(Data listing)
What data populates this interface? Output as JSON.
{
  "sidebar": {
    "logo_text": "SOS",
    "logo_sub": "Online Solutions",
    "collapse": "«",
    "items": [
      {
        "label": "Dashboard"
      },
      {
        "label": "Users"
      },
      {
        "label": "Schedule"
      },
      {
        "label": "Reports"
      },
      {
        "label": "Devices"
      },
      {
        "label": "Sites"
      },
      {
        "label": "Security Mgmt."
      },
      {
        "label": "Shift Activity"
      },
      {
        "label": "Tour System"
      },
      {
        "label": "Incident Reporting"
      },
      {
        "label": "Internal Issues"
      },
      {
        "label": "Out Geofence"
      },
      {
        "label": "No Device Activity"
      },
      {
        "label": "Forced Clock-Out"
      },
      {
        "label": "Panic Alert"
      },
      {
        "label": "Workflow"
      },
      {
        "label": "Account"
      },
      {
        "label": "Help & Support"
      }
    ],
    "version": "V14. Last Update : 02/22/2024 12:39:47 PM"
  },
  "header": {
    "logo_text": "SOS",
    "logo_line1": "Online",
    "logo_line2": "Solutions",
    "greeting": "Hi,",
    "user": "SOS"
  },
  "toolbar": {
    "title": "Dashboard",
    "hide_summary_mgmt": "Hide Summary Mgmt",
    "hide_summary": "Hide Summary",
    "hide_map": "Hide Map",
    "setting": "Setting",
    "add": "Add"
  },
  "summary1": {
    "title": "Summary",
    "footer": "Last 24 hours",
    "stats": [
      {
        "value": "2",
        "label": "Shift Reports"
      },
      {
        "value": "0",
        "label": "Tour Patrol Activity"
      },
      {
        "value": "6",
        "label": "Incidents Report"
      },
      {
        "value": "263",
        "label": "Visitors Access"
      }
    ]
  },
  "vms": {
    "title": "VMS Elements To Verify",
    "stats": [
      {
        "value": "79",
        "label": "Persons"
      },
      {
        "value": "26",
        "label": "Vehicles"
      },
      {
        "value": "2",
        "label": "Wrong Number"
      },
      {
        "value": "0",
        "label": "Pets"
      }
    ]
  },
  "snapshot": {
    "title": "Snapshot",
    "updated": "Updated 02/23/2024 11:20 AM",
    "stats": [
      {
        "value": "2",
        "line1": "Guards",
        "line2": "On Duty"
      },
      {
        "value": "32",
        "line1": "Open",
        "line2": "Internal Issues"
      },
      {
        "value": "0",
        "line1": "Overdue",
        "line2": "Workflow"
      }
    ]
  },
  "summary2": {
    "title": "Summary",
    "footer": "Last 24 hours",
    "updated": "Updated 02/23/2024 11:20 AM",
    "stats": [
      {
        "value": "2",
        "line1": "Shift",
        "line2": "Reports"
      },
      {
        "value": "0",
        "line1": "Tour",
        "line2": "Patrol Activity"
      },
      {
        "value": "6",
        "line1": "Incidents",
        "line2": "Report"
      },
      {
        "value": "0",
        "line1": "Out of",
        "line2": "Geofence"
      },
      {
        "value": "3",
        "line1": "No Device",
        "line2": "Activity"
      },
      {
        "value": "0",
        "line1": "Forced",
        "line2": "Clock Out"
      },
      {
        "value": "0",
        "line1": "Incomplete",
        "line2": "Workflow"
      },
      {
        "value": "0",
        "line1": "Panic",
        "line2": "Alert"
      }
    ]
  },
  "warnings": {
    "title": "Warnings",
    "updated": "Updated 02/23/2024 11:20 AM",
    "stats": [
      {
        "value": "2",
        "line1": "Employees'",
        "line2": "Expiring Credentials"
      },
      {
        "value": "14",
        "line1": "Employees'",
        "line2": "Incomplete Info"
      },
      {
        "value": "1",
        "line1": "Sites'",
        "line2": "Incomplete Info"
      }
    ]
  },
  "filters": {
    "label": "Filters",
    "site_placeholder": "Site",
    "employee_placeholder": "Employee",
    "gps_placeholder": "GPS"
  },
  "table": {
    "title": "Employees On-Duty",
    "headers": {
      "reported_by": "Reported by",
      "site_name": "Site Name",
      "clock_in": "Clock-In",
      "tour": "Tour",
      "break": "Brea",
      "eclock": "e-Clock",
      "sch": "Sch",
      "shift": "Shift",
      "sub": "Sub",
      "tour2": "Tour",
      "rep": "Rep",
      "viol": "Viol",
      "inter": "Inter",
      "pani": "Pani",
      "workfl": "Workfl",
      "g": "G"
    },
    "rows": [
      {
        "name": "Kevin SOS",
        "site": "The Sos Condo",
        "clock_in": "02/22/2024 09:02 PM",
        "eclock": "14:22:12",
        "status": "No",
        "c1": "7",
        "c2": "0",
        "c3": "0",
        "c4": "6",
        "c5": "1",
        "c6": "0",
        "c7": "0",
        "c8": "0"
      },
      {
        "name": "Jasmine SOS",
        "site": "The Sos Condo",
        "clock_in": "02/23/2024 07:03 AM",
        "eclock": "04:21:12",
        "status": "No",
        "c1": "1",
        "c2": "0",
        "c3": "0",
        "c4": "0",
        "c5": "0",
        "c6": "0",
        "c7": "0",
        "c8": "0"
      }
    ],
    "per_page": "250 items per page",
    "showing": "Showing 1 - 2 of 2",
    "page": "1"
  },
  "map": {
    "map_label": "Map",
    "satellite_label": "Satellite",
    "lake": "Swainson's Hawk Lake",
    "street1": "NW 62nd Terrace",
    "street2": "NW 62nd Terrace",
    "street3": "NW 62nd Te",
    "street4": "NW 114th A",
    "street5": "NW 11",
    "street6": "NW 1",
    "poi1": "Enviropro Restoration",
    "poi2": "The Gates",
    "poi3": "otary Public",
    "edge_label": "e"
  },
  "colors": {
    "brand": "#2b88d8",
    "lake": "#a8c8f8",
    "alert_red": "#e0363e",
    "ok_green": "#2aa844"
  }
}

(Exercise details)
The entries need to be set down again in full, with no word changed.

(Exercise response)
What data populates this interface? Output as JSON.
{
  "sidebar": {
    "logo_text": "SOS",
    "logo_sub": "Online Solutions",
    "collapse": "«",
    "items": [
      {
        "label": "Dashboard"
      },
      {
        "label": "Users"
      },
      {
        "label": "Schedule"
      },
      {
        "label": "Reports"
      },
      {
        "label": "Devices"
      },
      {
        "label": "Sites"
      },
      {
        "label": "Security Mgmt."
      },
      {
        "label": "Shift Activity"
      },
      {
        "label": "Tour System"
      },
      {
        "label": "Incident Reporting"
      },
      {
        "label": "Internal Issues"
      },
      {
        "label": "Out Geofence"
      },
      {
        "label": "No Device Activity"
      },
      {
        "label": "Forced Clock-Out"
      },
      {
        "label": "Panic Alert"
      },
      {
        "label": "Workflow"
      },
      {
        "label": "Account"
      },
      {
        "label": "Help & Support"
      }
    ],
    "version": "V14. Last Update : 02/22/2024 12:39:47 PM"
  },
  "header": {
    "logo_text": "SOS",
    "logo_line1": "Online",
    "logo_line2": "Solutions",
    "greeting": "Hi,",
    "user": "SOS"
  },
  "toolbar": {
    "title": "Dashboard",
    "hide_summary_mgmt": "Hide Summary Mgmt",
    "hide_summary": "Hide Summary",
    "hide_map": "Hide Map",
    "setting": "Setting",
    "add": "Add"
  },
  "summary1": {
    "title": "Summary",
    "footer": "Last 24 hours",
    "stats": [
      {
        "value": "2",
        "label": "Shift Reports"
      },
      {
        "value": "0",
        "label": "Tour Patrol Activity"
      },
      {
        "value": "6",
        "label": "Incidents Report"
      },
      {
        "value": "263",
        "label": "Visitors Access"
      }
    ]
  },
  "vms": {
    "title": "VMS Elements To Verify",
    "stats": [
      {
        "value": "79",
        "label": "Persons"
      },
      {
        "value": "26",
        "label": "Vehicles"
      },
      {
        "value": "2",
        "label": "Wrong Number"
      },
      {
        "value": "0",
        "label": "Pets"
      }
    ]
  },
  "snapshot": {
    "title": "Snapshot",
    "updated": "Updated 02/23/2024 11:20 AM",
    "stats": [
      {
        "value": "2",
        "line1": "Guards",
        "line2": "On Duty"
      },
      {
        "value": "32",
        "line1": "Open",
        "line2": "Internal Issues"
      },
      {
        "value": "0",
        "line1": "Overdue",
        "line2": "Workflow"
      }
    ]
  },
  "summary2": {
    "title": "Summary",
    "footer": "Last 24 hours",
    "updated": "Updated 02/23/2024 11:20 AM",
    "stats": [
      {
        "value": "2",
        "line1": "Shift",
        "line2": "Reports"
      },
      {
        "value": "0",
        "line1": "Tour",
        "line2": "Patrol Activity"
      },
      {
        "value": "6",
        "line1": "Incidents",
        "line2": "Report"
      },
      {
        "value": "0",
        "line1": "Out of",
        "line2": "Geofence"
      },
      {
        "value": "3",
        "line1": "No Device",
        "line2": "Activity"
      },
      {
        "value": "0",
        "line1": "Forced",
        "line2": "Clock Out"
      },
      {
        "value": "0",
        "line1": "Incomplete",
        "line2": "Workflow"
      },
      {
        "value": "0",
        "line1": "Panic",
        "line2": "Alert"
      }
    ]
  },
  "warnings": {
    "title": "Warnings",
    "updated": "Updated 02/23/2024 11:20 AM",
    "stats": [
      {
        "value": "2",
        "line1": "Employees'",
        "line2": "Expiring Credentials"
      },
      {
        "value": "14",
        "line1": "Employees'",
        "line2": "Incomplete Info"
      },
      {
        "value": "1",
        "line1": "Sites'",
        "line2": "Incomplete Info"
      }
    ]
  },
  "filters": {
    "label": "Filters",
    "site_placeholder": "Site",
    "employee_placeholder": "Employee",
    "gps_placeholder": "GPS"
  },
  "table": {
    "title": "Employees On-Duty",
    "headers": {
      "reported_by": "Reported by",
      "site_name": "Site Name",
      "clock_in": "Clock-In",
      "tour": "Tour",
      "break": "Brea",
      "eclock": "e-Clock",
      "sch": "Sch",
      "shift": "Shift",
      "sub": "Sub",
      "tour2": "Tour",
      "rep": "Rep",
      "viol": "Viol",
      "inter": "Inter",
      "pani": "Pani",
      "workfl": "Workfl",
      "g": "G"
    },
    "rows": [
      {
        "name": "Kevin SOS",
        "site": "The Sos Condo",
        "clock_in": "02/22/2024 09:02 PM",
        "eclock": "14:22:12",
        "status": "No",
        "c1": "7",
        "c2": "0",
        "c3": "0",
        "c4": "6",
        "c5": "1",
        "c6": "0",
        "c7": "0",
        "c8": "0"
      },
      {
        "name": "Jasmine SOS",
        "site": "The Sos Condo",
        "clock_in": "02/23/2024 07:03 AM",
        "eclock": "04:21:12",
        "status": "No",
        "c1": "1",
        "c2": "0",
        "c3": "0",
        "c4": "0",
        "c5": "0",
        "c6": "0",
        "c7": "0",
        "c8": "0"
      }
    ],
    "per_page": "250 items per page",
    "showing": "Showing 1 - 2 of 2",
    "page": "1"
  },
  "map": {
    "map_label": "Map",
    "satellite_label": "Satellite",
    "lake": "Swainson's Hawk Lake",
    "street1": "NW 62nd Terrace",
    "street2": "NW 62nd Terrace",
    "street3": "NW 62nd Te",
    "street4": "NW 114th A",
    "street5": "NW 11",
    "street6": "NW 1",
    "poi1": "Enviropro Restoration",
    "poi2": "The Gates",
    "poi3": "otary Public",
    "edge_label": "e"
  },
  "colors": {
    "brand": "#2b88d8",
    "lake": "#a8c8f8",
    "alert_red": "#e0363e",
    "ok_green": "#2aa844"
  }
}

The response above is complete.